We should use this unfortunate policy change to foster a clear deliberate process that involves all stakeholders who have a claim on ethical practice. We should use this detour in due process as an opportunity to revisit the retired standard and make it stronger, affirming the interdependency of ethics and equity. This process should include patients and families, practitioners, and hospital leadership. Given the importance of The Joint Commission accreditation process to postgraduate medical education and patient safety, stakeholders should also include educational bodies and government regulators, which use accreditation as a standard for residency program eligibility and the oversight, certifying, and licensing of health care institutions. Each of these constituencies needs to have a seat at the table to chart the future course of ethics and equity in health care institutions. Anything less than full transparency would be an affront to the common morality that informs our collective work and inspires our aspirations for the many communities who entrust us with their care. As bioethicists we look forward to a constructive dialogue with our colleagues at The Joint Commission as we collaborate to promote ethics and equity in our nation’s hospitals.
Renee McLeod-Sordjan, DNP, PhD.c, F.A.A.N., HEC-C, is director and system chair of the Division of Medical Ethics at Northwell Health. She is a professor and the inaugural Vice Dean of the Hofstra-Northwell School of Nursing and Physician Assistant Studies.
Robert Swidler is general counsel to St. Peter’s Health Partners in New York’s Capital Region and St. Joseph’s Health in New York’s Central Region. He is the author of several journal articles and book chapters on medical ethics and health policy, and was one of the initial directors and officers of the Empire State Bioethics Consortium.

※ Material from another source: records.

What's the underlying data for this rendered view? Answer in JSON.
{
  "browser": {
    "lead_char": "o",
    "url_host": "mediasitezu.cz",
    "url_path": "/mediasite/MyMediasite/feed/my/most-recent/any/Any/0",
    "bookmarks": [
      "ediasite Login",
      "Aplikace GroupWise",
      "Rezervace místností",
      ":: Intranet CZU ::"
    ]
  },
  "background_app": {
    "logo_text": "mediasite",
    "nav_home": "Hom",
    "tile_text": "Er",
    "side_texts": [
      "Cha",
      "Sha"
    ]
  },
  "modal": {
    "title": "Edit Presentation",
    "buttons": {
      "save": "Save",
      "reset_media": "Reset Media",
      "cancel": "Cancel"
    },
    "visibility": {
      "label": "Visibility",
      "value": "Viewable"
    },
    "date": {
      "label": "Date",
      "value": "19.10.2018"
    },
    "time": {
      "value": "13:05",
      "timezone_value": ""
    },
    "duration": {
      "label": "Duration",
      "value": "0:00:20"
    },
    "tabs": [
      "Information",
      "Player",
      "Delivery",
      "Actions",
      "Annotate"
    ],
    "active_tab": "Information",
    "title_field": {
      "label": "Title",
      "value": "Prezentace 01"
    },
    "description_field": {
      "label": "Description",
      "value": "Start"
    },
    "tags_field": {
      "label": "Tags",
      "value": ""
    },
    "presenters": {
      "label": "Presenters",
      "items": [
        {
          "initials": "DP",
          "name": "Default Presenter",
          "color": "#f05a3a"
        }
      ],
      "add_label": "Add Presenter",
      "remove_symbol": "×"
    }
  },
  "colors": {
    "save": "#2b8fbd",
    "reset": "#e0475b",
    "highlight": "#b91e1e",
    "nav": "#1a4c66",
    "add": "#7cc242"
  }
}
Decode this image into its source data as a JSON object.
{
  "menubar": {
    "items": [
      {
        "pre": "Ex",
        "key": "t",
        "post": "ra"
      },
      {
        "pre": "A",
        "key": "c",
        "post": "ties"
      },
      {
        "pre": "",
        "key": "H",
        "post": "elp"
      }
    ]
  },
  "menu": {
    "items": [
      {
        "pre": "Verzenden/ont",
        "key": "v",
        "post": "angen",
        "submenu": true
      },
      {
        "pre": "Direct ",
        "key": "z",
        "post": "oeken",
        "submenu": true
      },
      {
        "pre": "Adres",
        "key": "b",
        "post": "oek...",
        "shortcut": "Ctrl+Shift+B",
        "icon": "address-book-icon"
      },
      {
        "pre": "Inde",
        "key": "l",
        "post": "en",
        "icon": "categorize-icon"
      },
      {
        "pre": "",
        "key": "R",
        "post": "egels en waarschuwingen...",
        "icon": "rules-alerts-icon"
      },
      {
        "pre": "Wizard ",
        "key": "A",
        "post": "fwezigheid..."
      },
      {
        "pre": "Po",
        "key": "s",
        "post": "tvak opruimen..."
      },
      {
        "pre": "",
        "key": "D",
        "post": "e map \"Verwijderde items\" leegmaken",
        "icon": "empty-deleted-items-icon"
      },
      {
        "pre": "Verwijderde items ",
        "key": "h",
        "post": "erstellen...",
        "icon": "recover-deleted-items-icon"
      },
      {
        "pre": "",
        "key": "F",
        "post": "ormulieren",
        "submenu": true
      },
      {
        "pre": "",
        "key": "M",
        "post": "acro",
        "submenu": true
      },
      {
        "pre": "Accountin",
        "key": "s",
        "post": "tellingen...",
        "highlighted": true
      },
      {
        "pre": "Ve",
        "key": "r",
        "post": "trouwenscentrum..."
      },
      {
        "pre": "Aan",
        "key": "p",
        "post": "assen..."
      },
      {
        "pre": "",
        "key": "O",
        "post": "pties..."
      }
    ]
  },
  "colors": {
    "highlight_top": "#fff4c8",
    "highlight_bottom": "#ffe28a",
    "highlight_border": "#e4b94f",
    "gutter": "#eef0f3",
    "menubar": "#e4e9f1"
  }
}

Joseph J. Fins M.D., M.A.C.P., F.R.C.P., is the E. William Davis Jr. M.D. Professor of Medical Ethics, a professor of medicine and chief of the division of medical ethics at Weill Cornell Medical College; Solomon Center Distinguished Scholar in Medicine, Bioethics and the Law and a Visiting Professor of Law at Yale Law School; and a member of the adjunct faculty at the Rockefeller University. He is a Hastings Center fellow and chair-elect of the Center’s board of trustees.
The authors are members of the Empire State Bioethics Consortium. The ideas and views are not necessarily those of ESBC or institutions with which they are affiliated.
This is the first in a series of three essays on a recent change in ethics performance standards made by the country’s leading accrediting body for hospitals. The next essay will explore the distinction between ethics and equity, and the third essay will outline recommendations for change.